Notice of Online Archive

  • This page is no longer being updated and remains online for informational and historical purposes only. The information is accurate as of the last page update.

    For questions about page contents, contact the Communications Division.

Nine Phillipsburg High School students are interacting with professional artists, photographers, and an architect to expand their knowledge of contemporary art in a class instructed by PHS teacher Bob Jiorle and Jim Toia, director of the community based teaching program at Lafayette. The class is held on Tuesday, Thursday, and Friday from 2-3 p.m. at Lafayette’s Williams Visual Arts Building.

“This class gives students the opportunity to learn about contemporary concepts,” says Toia. “They are learning about the role of artists today and are gaining exposure to opportunities they don’t typically have in a high school setting.”

Such opportunities include interacting with visiting artists like Ray Charles White, a photographer from New York City, who worked with Ansel Adams as a teen. White recently staged an exhibition at the Center and held workshops to help students develop their technique.

Participants will soon collaborate with the designer of the Williams Visual Arts Building, Joe Biondo, to build an experimental temporary wall. The students will also head to New York to view a number of exhibitions.

“You can’t imagine what this program does for our kids,” says Jiorle. “Students have the opportunity to work in a state-of-the-art building and are certainly enriched by the teaching. They are learning what it is like to carry out a project from beginning to end. It has been of tremendous value. The students love the program, and I just can’t say enough about it.”

Since the class goes hand-in-hand with the gallery exhibition schedule, students can always expect a fresh perspective.

“The class goes outside the traditional teaching methodology and helps students get new ideas on how to make art,” Toia explains. “By examining different works and talking to artists, students find the art is not as far removed or as difficult as they initially thought.”

The program also helps the students cultivate a greater “art vocabulary” and gives them a chance to interact with Lafayette students, helping them feel more comfortable on a college campus.

“To be exposed to art on this level as a teen gives the students a step up at college interviews and provides a broad insight on available avenues in the art world,” says Toia.

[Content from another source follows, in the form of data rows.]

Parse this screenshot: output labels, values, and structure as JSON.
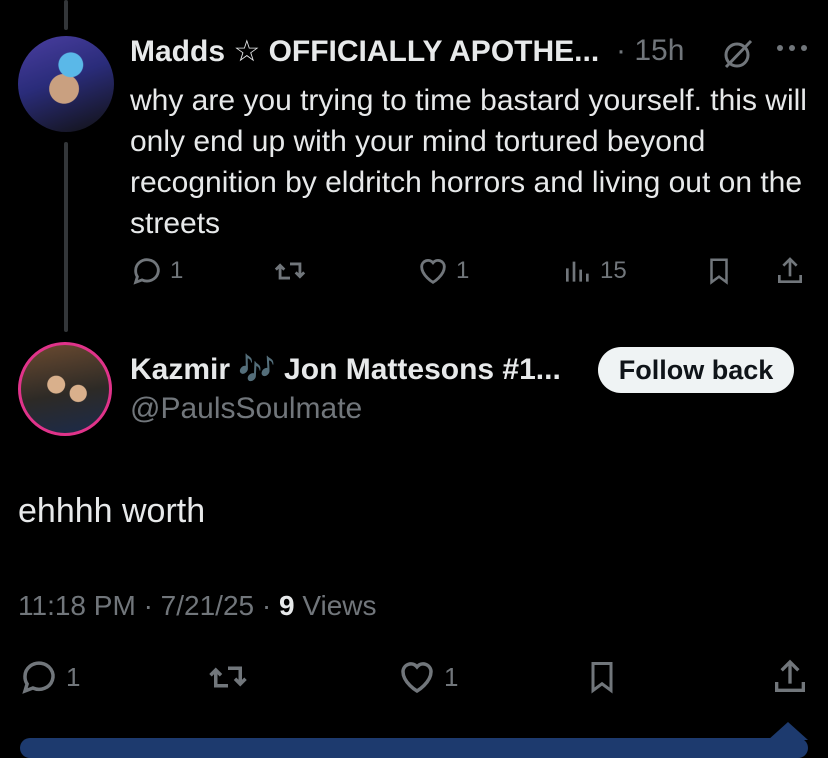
{
  "reply": {
    "display_name": "Madds ☆ OFFICIALLY APOTHE...",
    "separator": "·",
    "time": "15h",
    "text": "why are you trying to time bastard yourself. this will only end up with your mind tortured beyond recognition by eldritch horrors and living out on the streets",
    "reply_count": "1",
    "like_count": "1",
    "view_count": "15"
  },
  "main": {
    "display_name": "Kazmir 🎶 Jon Mattesons #1...",
    "handle": "@PaulsSoulmate",
    "follow_label": "Follow back",
    "text": "ehhhh worth",
    "time": "11:18 PM",
    "date": "7/21/25",
    "views_count": "9",
    "views_label": "Views",
    "reply_count": "1",
    "like_count": "1"
  },
  "colors": {
    "background": "#000000",
    "text": "#e7e9ea",
    "muted": "#71767b",
    "button_bg": "#eff3f4"
  }
}
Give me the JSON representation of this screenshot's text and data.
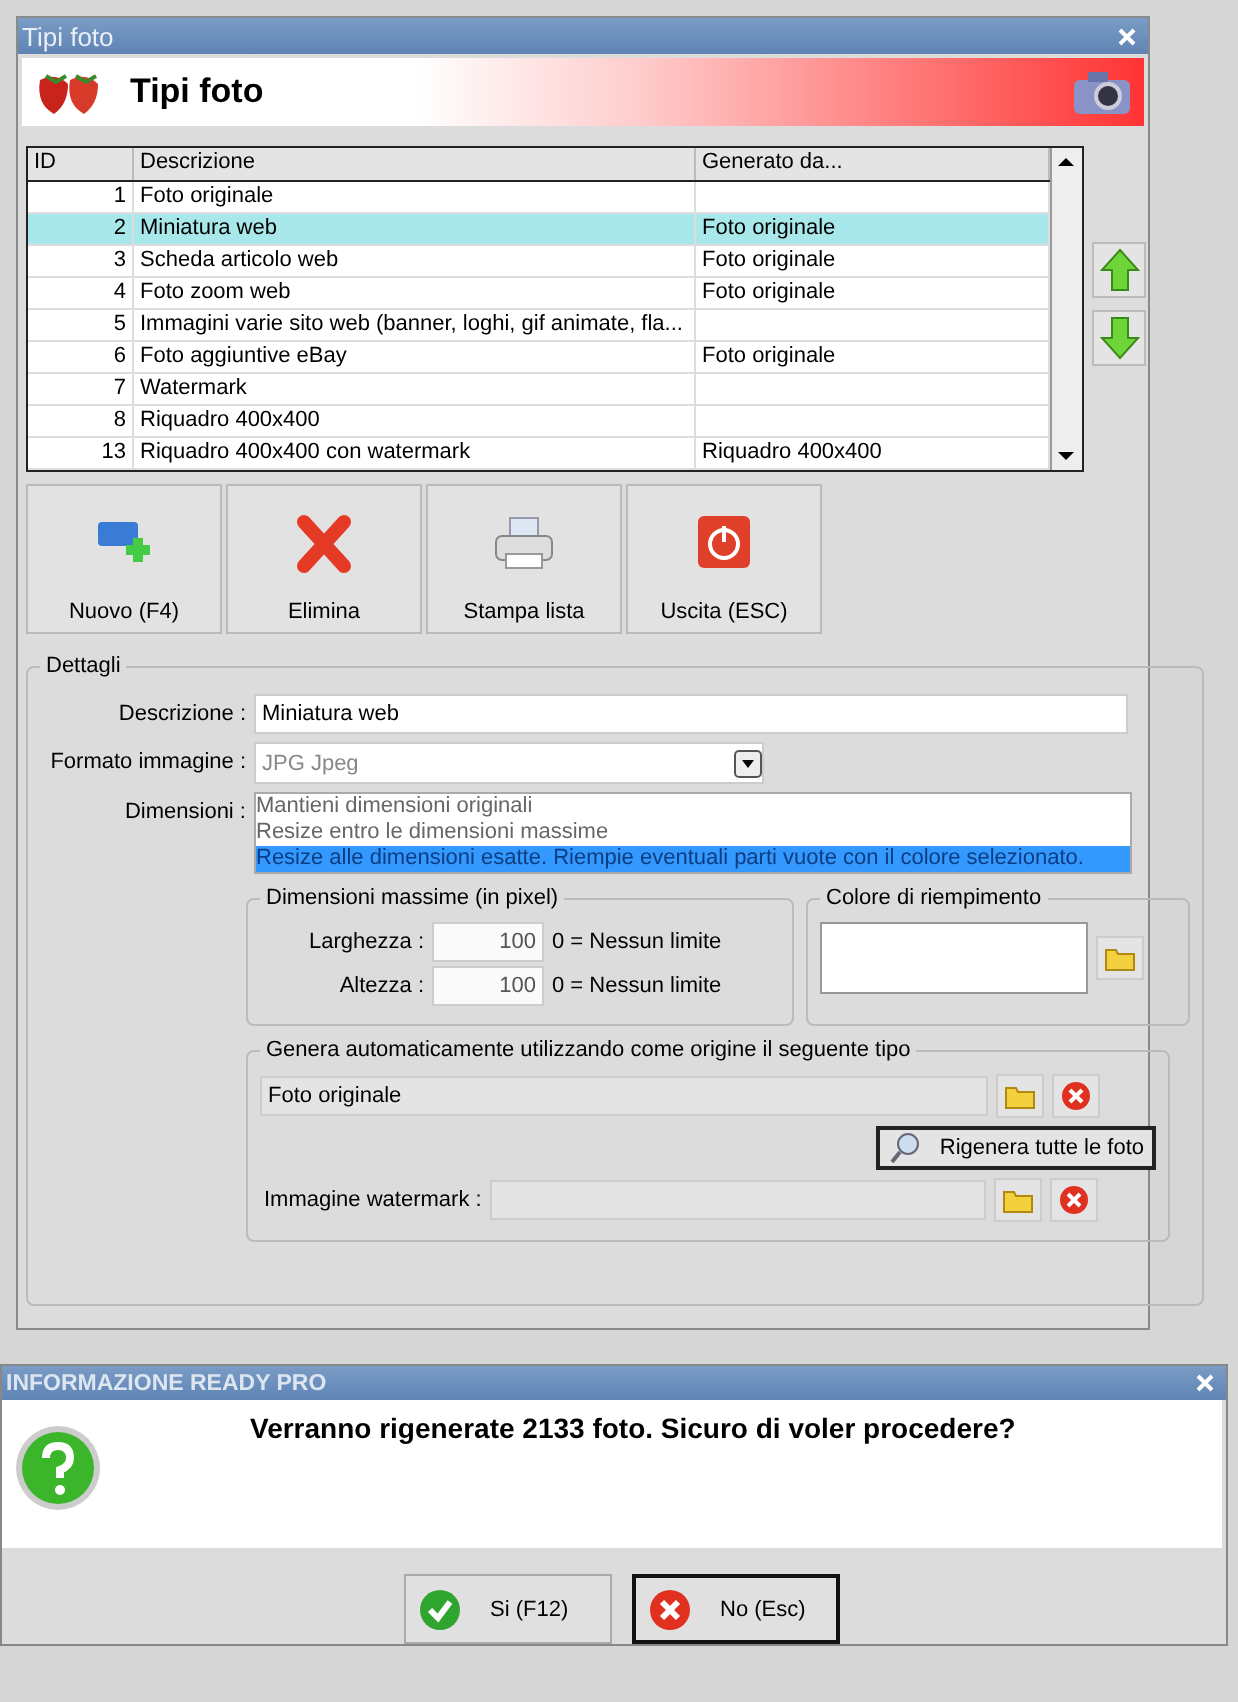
{
  "window": {
    "title": "Tipi foto",
    "header": "Tipi foto"
  },
  "table": {
    "columns": [
      "ID",
      "Descrizione",
      "Generato da..."
    ],
    "rows": [
      {
        "id": "1",
        "descrizione": "Foto originale",
        "generato": "",
        "selected": false
      },
      {
        "id": "2",
        "descrizione": "Miniatura web",
        "generato": "Foto originale",
        "selected": true
      },
      {
        "id": "3",
        "descrizione": "Scheda articolo web",
        "generato": "Foto originale",
        "selected": false
      },
      {
        "id": "4",
        "descrizione": "Foto zoom web",
        "generato": "Foto originale",
        "selected": false
      },
      {
        "id": "5",
        "descrizione": "Immagini varie sito web (banner, loghi, gif animate, fla...",
        "generato": "",
        "selected": false
      },
      {
        "id": "6",
        "descrizione": "Foto aggiuntive eBay",
        "generato": "Foto originale",
        "selected": false
      },
      {
        "id": "7",
        "descrizione": "Watermark",
        "generato": "",
        "selected": false
      },
      {
        "id": "8",
        "descrizione": "Riquadro 400x400",
        "generato": "",
        "selected": false
      },
      {
        "id": "13",
        "descrizione": "Riquadro 400x400 con watermark",
        "generato": "Riquadro 400x400",
        "selected": false
      }
    ]
  },
  "toolbar": [
    {
      "kind": "new",
      "label": "Nuovo (F4)"
    },
    {
      "kind": "delete",
      "label": "Elimina"
    },
    {
      "kind": "print",
      "label": "Stampa lista"
    },
    {
      "kind": "exit",
      "label": "Uscita (ESC)"
    }
  ],
  "details": {
    "title": "Dettagli",
    "descrizione": {
      "label": "Descrizione :",
      "value": "Miniatura web"
    },
    "formato": {
      "label": "Formato immagine :",
      "value": "JPG Jpeg"
    },
    "dimensioni": {
      "label": "Dimensioni :",
      "options": [
        {
          "label": "Mantieni dimensioni originali",
          "selected": false
        },
        {
          "label": "Resize entro le dimensioni massime",
          "selected": false
        },
        {
          "label": "Resize alle dimensioni esatte. Riempie eventuali parti vuote con il colore selezionato.",
          "selected": true
        }
      ]
    },
    "max": {
      "title": "Dimensioni massime (in pixel)",
      "fields": [
        {
          "label": "Larghezza :",
          "value": "100",
          "hint": "0 = Nessun limite"
        },
        {
          "label": "Altezza :",
          "value": "100",
          "hint": "0 = Nessun limite"
        }
      ]
    },
    "colore": {
      "title": "Colore di riempimento"
    },
    "genera": {
      "title": "Genera automaticamente utilizzando come origine il seguente tipo",
      "value": "Foto originale",
      "button": "Rigenera tutte le foto",
      "watermark_label": "Immagine watermark :"
    }
  },
  "dialog": {
    "title": "INFORMAZIONE READY PRO",
    "message": "Verranno rigenerate 2133 foto. Sicuro di voler procedere?",
    "buttons": [
      {
        "kind": "yes",
        "label": "Si (F12)",
        "selected": false
      },
      {
        "kind": "no",
        "label": "No (Esc)",
        "selected": true
      }
    ]
  }
}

Made up of sophomores, juniors, and seniors, the class roster includes Wendy Bossard, Rachel Case, Hollie Cummings, Andrew Eisenberg, Rachael Ferrara, Randi Sisko, Jen Stickel, Lindsey Tibbott, and Jeremy Wilson.

To be considered for the class, students must either receive a recommendation or present a portfolio of work. The high school art department then decides on the year’s contingent.

The Williams Visual Arts Building also is open to the community every Thursday from 7-10 p.m. for an open studio drawing session. On a monthly basis, meet-the-artist programs are held, and visiting artists offer lectures and workshops for the public.

Categorized in: Academic News